In Luigi Pirandello’s absurdist drama Six Characters in Search of an Author, a stage director is confounded by six strange people who burst in and take over his rehearsal. In 6 Actors in Search of a Director, writer/director Steven Berkoff invites his audience to contemplate the growing anxiety of six actors, waiting interminably for their call on a film shoot somewhere in Eastern Europe.
The set – an anonymous hotel lounge with squashy leather sofas and a chrome coffee table – is empty as the play begins.

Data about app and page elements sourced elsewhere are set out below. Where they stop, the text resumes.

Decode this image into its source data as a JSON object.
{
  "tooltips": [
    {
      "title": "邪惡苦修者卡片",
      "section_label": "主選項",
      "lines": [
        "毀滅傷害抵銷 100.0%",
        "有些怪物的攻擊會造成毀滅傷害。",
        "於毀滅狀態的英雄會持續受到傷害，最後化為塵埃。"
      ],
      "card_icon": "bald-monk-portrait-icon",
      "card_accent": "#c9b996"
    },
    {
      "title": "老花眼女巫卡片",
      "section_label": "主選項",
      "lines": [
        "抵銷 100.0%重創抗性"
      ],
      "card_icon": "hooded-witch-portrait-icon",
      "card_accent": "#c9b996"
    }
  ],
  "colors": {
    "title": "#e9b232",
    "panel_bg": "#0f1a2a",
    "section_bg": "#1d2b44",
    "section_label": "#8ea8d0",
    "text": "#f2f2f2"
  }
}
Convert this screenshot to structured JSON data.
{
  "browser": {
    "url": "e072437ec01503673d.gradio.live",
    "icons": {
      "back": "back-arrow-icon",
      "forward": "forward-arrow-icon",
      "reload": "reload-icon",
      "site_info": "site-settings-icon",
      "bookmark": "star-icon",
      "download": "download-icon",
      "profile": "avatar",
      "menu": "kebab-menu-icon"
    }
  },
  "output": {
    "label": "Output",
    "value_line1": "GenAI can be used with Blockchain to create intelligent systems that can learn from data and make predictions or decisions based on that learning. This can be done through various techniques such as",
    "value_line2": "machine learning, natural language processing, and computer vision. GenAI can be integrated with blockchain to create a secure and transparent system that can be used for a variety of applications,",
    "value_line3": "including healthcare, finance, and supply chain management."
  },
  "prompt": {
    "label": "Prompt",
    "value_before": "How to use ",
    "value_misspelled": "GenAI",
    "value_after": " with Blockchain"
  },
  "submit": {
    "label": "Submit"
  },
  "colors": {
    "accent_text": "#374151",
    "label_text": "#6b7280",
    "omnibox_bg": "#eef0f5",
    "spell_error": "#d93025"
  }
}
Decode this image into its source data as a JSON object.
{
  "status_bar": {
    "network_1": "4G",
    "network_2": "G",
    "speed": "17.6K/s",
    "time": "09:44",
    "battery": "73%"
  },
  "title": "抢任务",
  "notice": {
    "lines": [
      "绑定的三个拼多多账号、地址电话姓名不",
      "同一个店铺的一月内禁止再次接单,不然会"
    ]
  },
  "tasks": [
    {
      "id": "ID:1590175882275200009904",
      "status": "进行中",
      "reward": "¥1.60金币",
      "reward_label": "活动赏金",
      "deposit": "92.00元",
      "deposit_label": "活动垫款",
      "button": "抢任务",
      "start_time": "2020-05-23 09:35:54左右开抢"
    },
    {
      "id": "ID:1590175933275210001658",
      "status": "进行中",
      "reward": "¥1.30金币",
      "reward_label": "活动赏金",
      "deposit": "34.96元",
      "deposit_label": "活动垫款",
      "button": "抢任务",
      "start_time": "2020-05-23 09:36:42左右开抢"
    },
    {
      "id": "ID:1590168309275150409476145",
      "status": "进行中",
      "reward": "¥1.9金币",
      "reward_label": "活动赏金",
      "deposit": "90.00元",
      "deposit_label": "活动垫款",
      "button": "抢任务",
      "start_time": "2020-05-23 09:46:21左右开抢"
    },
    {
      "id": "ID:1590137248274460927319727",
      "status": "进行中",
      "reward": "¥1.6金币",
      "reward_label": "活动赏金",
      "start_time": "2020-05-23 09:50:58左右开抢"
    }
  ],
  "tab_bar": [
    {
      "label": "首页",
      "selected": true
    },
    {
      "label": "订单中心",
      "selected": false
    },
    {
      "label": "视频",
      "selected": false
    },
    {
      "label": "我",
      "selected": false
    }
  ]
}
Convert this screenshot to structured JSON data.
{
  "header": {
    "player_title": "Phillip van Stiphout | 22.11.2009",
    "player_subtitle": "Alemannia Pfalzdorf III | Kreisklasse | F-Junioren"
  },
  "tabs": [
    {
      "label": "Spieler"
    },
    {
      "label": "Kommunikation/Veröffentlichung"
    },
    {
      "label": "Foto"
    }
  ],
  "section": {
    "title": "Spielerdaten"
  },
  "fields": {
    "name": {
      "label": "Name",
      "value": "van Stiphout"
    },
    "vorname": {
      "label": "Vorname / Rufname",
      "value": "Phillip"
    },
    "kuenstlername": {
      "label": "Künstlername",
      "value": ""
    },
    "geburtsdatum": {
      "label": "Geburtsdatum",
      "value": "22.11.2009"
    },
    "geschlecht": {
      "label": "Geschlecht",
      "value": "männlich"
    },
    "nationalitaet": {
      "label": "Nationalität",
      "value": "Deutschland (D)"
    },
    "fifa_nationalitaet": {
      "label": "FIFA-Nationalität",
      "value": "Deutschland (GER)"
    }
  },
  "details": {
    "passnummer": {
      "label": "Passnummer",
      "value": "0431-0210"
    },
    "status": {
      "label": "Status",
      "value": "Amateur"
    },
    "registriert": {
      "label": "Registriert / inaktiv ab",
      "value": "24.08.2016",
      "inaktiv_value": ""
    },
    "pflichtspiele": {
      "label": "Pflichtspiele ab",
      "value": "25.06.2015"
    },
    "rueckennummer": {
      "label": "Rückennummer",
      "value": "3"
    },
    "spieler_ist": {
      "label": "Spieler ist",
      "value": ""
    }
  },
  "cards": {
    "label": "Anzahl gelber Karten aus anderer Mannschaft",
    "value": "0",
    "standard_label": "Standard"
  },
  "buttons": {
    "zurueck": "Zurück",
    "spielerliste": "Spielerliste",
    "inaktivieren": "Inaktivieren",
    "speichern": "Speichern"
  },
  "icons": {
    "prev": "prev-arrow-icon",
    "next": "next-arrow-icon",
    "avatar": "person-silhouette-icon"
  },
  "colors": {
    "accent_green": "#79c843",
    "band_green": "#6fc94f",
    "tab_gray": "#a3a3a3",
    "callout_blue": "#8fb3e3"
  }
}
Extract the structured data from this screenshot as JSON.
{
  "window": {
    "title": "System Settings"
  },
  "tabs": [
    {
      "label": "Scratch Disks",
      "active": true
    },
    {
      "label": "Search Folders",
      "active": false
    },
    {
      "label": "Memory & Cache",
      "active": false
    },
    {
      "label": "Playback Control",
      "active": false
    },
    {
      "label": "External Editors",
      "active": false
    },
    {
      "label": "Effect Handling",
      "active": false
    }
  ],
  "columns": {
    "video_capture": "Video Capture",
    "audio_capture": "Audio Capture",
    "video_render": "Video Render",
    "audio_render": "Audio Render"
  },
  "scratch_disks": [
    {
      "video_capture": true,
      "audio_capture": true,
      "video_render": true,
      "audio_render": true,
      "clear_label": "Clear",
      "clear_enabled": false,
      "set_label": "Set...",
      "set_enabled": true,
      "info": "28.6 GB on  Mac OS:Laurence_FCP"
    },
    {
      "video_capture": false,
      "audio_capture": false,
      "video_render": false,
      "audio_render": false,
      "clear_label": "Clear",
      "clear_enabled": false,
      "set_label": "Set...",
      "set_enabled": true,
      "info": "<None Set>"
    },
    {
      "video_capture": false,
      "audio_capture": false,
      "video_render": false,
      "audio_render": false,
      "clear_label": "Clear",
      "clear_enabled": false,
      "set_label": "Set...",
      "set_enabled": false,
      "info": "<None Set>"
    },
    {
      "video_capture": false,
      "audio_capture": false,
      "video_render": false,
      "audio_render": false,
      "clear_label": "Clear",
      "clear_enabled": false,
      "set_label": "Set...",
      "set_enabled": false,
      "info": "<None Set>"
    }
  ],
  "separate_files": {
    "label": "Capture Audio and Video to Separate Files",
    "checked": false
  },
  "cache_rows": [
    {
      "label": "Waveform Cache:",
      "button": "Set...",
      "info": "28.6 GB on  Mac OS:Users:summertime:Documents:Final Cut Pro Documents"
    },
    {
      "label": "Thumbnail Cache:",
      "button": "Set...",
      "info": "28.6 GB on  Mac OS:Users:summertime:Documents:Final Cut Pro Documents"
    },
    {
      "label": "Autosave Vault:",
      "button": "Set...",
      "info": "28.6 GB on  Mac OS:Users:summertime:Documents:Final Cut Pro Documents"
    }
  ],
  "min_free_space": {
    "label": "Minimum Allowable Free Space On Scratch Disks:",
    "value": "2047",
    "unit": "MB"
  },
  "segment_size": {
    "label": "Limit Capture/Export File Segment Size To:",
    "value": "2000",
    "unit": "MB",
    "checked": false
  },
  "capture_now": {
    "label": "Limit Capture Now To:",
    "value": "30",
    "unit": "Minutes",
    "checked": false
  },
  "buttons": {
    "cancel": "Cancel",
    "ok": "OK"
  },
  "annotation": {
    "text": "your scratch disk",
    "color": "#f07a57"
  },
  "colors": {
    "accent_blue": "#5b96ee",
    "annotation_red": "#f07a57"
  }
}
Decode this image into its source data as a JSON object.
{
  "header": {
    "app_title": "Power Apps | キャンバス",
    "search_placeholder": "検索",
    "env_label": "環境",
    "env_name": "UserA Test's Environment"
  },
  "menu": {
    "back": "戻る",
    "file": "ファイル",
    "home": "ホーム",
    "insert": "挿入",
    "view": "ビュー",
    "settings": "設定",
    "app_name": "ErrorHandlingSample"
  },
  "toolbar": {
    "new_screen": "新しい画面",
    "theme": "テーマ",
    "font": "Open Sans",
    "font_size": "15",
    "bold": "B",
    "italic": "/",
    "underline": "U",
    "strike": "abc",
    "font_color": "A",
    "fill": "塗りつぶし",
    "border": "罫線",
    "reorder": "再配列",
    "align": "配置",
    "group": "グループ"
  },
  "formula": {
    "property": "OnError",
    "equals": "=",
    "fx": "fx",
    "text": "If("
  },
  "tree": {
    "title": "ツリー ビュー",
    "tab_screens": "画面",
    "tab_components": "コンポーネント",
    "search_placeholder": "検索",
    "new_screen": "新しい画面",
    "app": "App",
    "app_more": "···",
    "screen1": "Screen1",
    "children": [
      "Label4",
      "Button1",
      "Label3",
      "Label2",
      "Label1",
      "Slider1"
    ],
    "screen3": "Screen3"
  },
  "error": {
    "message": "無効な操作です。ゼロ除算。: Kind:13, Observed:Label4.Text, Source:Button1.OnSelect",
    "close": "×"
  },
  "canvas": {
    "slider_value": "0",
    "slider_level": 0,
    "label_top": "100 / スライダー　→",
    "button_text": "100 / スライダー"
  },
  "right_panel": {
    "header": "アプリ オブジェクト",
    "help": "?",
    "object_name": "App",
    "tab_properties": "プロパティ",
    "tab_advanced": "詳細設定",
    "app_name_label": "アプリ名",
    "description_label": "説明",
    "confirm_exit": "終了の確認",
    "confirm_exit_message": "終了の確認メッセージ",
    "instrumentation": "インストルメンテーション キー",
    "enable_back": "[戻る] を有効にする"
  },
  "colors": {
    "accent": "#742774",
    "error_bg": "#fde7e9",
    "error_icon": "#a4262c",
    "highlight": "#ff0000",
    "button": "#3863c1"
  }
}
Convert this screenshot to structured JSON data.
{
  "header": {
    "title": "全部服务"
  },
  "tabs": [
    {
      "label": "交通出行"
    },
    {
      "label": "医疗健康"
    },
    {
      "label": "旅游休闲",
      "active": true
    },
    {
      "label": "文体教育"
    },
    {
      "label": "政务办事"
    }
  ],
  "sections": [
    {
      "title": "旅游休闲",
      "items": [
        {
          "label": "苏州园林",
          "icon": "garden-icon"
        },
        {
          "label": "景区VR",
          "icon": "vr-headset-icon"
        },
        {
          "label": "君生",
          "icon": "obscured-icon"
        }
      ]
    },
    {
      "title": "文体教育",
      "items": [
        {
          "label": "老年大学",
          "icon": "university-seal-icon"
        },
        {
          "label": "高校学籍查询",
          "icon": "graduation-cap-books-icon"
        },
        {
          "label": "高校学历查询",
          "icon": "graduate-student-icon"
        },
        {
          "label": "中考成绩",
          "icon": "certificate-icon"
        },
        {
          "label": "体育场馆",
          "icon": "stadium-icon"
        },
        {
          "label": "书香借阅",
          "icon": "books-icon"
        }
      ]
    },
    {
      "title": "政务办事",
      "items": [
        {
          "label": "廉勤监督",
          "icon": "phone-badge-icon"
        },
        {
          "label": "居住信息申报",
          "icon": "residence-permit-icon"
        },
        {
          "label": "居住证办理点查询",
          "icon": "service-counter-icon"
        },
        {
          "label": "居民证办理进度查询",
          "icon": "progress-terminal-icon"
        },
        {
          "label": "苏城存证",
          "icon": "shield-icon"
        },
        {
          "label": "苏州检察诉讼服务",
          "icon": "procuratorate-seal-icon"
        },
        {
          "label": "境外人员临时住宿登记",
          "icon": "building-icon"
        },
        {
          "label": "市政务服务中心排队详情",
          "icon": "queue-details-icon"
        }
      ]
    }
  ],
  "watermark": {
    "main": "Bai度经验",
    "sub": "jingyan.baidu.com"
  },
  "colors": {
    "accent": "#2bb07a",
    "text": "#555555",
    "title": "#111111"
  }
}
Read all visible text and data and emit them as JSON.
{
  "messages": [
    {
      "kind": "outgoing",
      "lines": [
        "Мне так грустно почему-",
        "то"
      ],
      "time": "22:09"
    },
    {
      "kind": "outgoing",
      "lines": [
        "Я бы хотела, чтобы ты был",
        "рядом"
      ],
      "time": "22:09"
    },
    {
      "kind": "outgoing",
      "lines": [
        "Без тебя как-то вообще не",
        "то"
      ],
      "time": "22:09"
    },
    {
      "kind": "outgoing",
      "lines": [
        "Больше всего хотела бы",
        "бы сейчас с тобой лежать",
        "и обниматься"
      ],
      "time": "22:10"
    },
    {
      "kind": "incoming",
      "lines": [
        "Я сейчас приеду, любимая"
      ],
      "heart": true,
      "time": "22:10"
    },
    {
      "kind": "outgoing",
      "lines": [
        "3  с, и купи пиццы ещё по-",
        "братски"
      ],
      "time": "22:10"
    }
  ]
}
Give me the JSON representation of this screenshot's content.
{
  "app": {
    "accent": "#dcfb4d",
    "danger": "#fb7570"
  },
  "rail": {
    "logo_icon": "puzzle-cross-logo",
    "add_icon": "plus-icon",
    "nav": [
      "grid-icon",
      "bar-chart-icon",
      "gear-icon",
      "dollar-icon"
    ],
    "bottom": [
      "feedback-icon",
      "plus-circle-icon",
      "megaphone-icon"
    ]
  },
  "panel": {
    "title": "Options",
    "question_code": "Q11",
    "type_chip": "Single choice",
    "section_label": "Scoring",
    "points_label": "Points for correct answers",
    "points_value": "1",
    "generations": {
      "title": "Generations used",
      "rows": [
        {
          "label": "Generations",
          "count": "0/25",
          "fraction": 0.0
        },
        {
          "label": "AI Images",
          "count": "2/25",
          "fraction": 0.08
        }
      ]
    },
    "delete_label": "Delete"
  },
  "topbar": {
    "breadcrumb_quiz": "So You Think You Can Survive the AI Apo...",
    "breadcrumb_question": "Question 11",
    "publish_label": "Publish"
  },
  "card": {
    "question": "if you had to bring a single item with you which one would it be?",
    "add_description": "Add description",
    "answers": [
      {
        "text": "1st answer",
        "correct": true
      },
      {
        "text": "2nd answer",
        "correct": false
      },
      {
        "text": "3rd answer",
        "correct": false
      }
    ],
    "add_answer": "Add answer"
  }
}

Offstage, a thunderous voice is heard giving direction, only to abort each scene after a few seconds with an exasperated bellow of “Cut!” Then six actors pile into the room. Evidently bit players, they face an indefinite wait while the director tries to coax a performance from his drunken and temperamental leading lady. While waiting, they fall to discussing (what else?) the Actor’s Life.
Berkoff allows Charles (Philip Voss), a gentleman actor of the old school, a moment of pathos when he is unable to contact his daughter on his primitive mobile phone (though even this is the cue for a little Berkovian rant about iPhones, Skype and so on).
But on the whole his actors are types, rather than fully fleshed personalities. Eve, a slightly over-ripe sexpot (Andree Bernard); Debra, an intense anorexic (Sarah Chamberlain); ingénue Francis (Ruth Everett), and the male characters – the resonantly overweening thesp Brian, played with evident relish by Neil Stuke, and the anxious workhorse Alan (Paul Trussell) – seem expressly devised as carriers for Berkoff’s arguments about the nobility of stage acting, the “holiness” of the stage as a space, and the awfulness of critics who dismiss actors as “luvvies”, whereas, “in fact, the actor is like a soldier”.
Running for 90 minutes without scene changes or interval, the piece is necessarily static (apart from a slightly apologetic mime as Debra delivers an impassioned internal monologue while her colleagues eat their dinner with heartless enthusiasm), but the anticipated sense of claustrophobia doesn’t quite materialise.
Review by Jane Shilling, The Telegraph
Written and directed by: Steven Berkoff. Cast: Neil,Andree Bernard, Sarah Chamberlain, Ruth Everett, Paul Trussel and Philip Voss. Charing Cross Theatre, West End, London 16th May – 23rd June 2012